[Start of Attachment]

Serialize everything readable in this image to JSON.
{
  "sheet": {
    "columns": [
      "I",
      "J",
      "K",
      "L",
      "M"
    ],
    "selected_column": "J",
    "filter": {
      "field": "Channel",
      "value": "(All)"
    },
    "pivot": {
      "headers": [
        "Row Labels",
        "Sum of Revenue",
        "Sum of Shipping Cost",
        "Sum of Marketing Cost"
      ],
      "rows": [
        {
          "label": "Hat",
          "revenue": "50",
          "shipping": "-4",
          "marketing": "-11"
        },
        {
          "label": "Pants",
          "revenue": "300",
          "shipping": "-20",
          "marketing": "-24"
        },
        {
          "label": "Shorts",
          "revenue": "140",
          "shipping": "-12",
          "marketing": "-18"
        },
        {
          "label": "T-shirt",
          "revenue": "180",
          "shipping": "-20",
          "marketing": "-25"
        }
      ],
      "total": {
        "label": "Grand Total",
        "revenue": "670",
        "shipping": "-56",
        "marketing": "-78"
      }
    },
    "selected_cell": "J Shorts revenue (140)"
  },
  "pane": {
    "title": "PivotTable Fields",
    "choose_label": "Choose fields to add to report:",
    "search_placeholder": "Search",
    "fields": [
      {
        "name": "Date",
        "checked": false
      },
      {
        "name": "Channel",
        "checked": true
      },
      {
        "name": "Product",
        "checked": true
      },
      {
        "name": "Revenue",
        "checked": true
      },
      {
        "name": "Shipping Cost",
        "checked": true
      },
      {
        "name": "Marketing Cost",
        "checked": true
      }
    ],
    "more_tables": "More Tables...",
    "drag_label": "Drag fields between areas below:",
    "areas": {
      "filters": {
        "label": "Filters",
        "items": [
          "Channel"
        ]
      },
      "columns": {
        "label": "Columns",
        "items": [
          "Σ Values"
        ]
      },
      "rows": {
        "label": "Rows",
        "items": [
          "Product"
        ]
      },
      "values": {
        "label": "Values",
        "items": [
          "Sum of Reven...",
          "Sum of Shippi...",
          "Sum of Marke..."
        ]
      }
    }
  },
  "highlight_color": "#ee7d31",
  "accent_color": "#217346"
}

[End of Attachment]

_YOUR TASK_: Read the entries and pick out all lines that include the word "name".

_WRITTEN REPLY_:
        "name": "Date",
        "name": "Channel",
        "name": "Product",
        "name": "Revenue",
        "name": "Shipping Cost",
        "name": "Marketing Cost",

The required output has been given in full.